A 1920s view of Broad Street, looking south from the roof of the Masonic Temple. (Library of Congress)

On May 3, 1901, much of Jacksonville was destroyed by fire. Known as the Great Fire of 1901, most of the LaVilla neighborhood west of downtown survived. However, the northeast portion of the neighborhood, including much of the Broad Street (then Bridge Street) did not. Over the next decade, this portion of what was once a 19th century residential community dominated by frame structures, transformed into a pedestrian scale business district. 318 North Broad Street is representative of early Jacksonville’s rapid transformation into Florida’s first major metropolitan area. The property is unique in that it features a two story masonry commercial building erected around an older frame residential dwelling.

According to public directories, the residential dwelling was built around 1902 for Jane Mott Keil. Born in 1830 in St. Augustine, Keil was a seamstress who owned the previous house on the property that was destroyed during the fire. A conductor for the Seaboard Air Line Railroad, her son Henry and daughter-in-law Mary also resided on the property.

LaVilla’s Broad Street and Progress Furniture store during the early 1990s. (City of Jacksonville)

Despite being subject to a devastating event that left nearly 10,000 people homeless, Jacksonville’s population increased more than one hundred percent between 1900 and 1910. Rapid growth led to Broad Street quickly morphing into a dense pedestrian scale commercial corridor stretching more then ten blocks from McCoys Creek, north to Union Street.

A few years after the death of Jane Keil, son Henry relocated to a larger house at 435 West Church Street, paving the way for commercial expansion at 318 North Broad Street. By 1910, public directories and Sanborn maps indicate Keil’s frame residential dwelling being shifted to the rear of the property, allowing for the construction of a new two story brick building facing Broad Street. Specializing in installment goods and owned by William and Marion Townsend, Townsend Brothers was the first business to occupy the new commercial storefront. The upper level of the new brick building and frame residential dwelling were then rented out as furnished rooms. Identified as the Will Hotel, J. and Anna Norris and Joseph and Daisy Lord were listed as tenants in 1909.

Looking north down Broad Street and the streetcar tracks of the North Jacksonville Street Railway, Town and Improvement Company. (State Archives of Florida)

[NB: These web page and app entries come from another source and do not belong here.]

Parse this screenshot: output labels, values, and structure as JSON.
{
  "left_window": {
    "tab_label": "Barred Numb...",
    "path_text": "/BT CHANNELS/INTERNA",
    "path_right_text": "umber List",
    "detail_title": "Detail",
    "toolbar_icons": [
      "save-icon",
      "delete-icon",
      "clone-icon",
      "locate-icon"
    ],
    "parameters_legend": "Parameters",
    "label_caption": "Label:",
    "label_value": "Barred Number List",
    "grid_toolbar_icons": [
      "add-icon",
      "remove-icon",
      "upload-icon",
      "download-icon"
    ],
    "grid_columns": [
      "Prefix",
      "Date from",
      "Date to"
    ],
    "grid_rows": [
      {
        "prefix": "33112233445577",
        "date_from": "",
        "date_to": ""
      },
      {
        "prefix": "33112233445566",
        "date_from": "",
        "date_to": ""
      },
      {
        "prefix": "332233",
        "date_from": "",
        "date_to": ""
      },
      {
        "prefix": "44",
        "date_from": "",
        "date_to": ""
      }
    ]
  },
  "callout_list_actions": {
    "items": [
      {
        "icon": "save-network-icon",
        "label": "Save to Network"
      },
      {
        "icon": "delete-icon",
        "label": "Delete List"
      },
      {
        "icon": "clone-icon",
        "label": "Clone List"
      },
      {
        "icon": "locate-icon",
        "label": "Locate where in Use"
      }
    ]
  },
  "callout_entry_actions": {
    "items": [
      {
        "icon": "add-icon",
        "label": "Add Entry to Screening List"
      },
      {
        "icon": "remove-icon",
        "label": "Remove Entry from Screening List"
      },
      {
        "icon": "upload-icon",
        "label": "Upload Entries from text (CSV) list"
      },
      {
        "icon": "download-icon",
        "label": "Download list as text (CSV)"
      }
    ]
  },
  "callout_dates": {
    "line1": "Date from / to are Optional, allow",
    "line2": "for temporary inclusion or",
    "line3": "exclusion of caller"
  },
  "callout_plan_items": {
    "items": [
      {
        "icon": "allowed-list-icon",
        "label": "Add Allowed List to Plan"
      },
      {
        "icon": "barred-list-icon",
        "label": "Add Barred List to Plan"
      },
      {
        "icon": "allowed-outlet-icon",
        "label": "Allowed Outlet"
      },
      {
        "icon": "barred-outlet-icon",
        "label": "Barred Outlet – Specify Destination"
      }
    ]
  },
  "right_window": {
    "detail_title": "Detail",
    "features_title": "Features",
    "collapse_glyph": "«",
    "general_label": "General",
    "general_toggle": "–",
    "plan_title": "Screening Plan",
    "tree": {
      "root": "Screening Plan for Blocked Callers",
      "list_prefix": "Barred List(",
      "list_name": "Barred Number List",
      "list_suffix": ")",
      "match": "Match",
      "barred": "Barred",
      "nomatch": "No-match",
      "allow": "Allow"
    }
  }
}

Over the next two decades, a series of dry goods, meat and grocery businesses catering to LaVilla’s early Jewish community operated on the ground floor. Business owners included Benjamin Sherman (dry goods), Michael Schemer’s Standard Market (grocery and meats) and Isaac Morganstern’s Gold Eagle Grocery Company. When Schemer passed in 1923, brother-in-law Morganstern took over the grocery market, operating the business at this location until 1931.

In 1934, the Progress Furniture Company opened at 318 North Broad. Owned by Olga, Bernie and Leo Moskovitz, Jewish immigrants from Romania, the store’s slogan was “Buy or Sell…We Treat You Well.” The store was one of many that made Broad Street a furniture district for decades. Nearby furniture stores included DeLoach, Pierce-Wall, Cunningham, Ford, Davis, E.C. Newsome and Mather. Also selling appliances, the Progress Furniture Company operated at 318 North Broad until the late 1990s. Up until recent years, both the old Carpenter Gothic house and brick commercial building were used as a warehouse for the DeLoach Furniture Company.

First Floor

The first floor of 318 Broad Street was designed to include two retail storefronts and an entrance to the second floor hotel. Prior to the Great Depression, the first floor was occupied by a various Jewish immigrant owned meat and grocery markets. During the mid-1930s, Olga, Bernie and Leo Moskovitz, Jewish immigrants from Romania, opened the Progress Furniture Company. The furniture company operated out of this storefront through the late 1990s.